Under the bridge -- notice the tents, even in the background.
Yesterday in the rain and cold, we traveled down the block in our little neighborhood to bring coffee under the bridge.
It took me two months to go back there after she was killed, and the first time I went I felt terrified.
But there was something healing about walking back there, knowing that the intended outcome of her death -- fear and pain -- would not ultimately win.
An entire unexpected world bustles under this bridge; if you live in Dallas, it is one you have likely driven over hundreds of times, never realizing a strong community of people who truly have no home live there.
Sometimes we get caught in the trap of believing that people are homeless because they want to be.
And in some rare cases it may be true that if you asked a random homeless person, "Do you want to be homeless?" they would say, "Yes."
But more than likely that "yes" would be a surface answer, and if we really got to know that person, we would soon learn that their deepest hopes are for a different kind of life.
Yesterday, under the bridge, I remarked to a homeless man who came to get coffee, "Today is a really tough day to be out here."
And he said back to me, "Yes, but even with the sun shining down, every day is a tough day to be out here."
He has been homeless and living outside under this very bridge for four months.
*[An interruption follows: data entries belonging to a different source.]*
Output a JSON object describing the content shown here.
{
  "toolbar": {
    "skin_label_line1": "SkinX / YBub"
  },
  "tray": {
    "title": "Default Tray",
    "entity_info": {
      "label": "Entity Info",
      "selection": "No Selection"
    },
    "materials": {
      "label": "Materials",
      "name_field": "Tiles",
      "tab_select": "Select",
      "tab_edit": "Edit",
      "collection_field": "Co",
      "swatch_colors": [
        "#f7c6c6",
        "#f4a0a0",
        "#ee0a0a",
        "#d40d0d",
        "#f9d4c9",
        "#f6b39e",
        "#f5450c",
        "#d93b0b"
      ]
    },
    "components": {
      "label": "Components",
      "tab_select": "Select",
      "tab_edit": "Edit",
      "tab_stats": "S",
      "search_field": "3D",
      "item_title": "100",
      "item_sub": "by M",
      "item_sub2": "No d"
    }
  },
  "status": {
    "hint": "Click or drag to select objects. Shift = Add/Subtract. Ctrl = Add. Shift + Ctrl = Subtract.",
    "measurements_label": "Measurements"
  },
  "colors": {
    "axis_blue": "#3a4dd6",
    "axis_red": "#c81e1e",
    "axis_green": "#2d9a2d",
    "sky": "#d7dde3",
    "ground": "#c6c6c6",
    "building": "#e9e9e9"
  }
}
Another man we met yesterday asked for help to get to rehab. He is caught in the underworld of drugs, but he wants to escape so badly. He just doesn't know how. He walked to the coffee cart from his makeshift bed, created just that day after his tent was swept away by the storm. He told us, unprompted, that he had come from his bed reading his Bible. "I read the Bible all the time," he said. "I just don't know how to get out of here."
If there is anything working with the homeless shows me, it's that my assumptions about people are so often wrong. I think we like to put people into categories like "homeless" and "don't want help"/"love their homeless life" so that we don't have to deal with them.
At least that's what I have always done. If I could rationalize their homeless state away by thinking that they wanted to be homeless, I could stay a long arm's length away from them. I could just see them as homeless and not as person.
But going under the bridge and hearing two different homeless men deeply desire a different life demands I see homelessness differently. It demands I begin to see each and every homeless person I encounter, including those I myself still write off after a year and half of doing this work, as human beings who likely -- albeit maybe only deep down -- desperately crave a new way to live.
And so we keep going. And we walk alongside. And there are no quick answers or easy fixes, but we are available for change to happen. But it is not just change for the person who is homeless; it is deep -- and I think much deeper -- change for us.
the coffee cart in the rain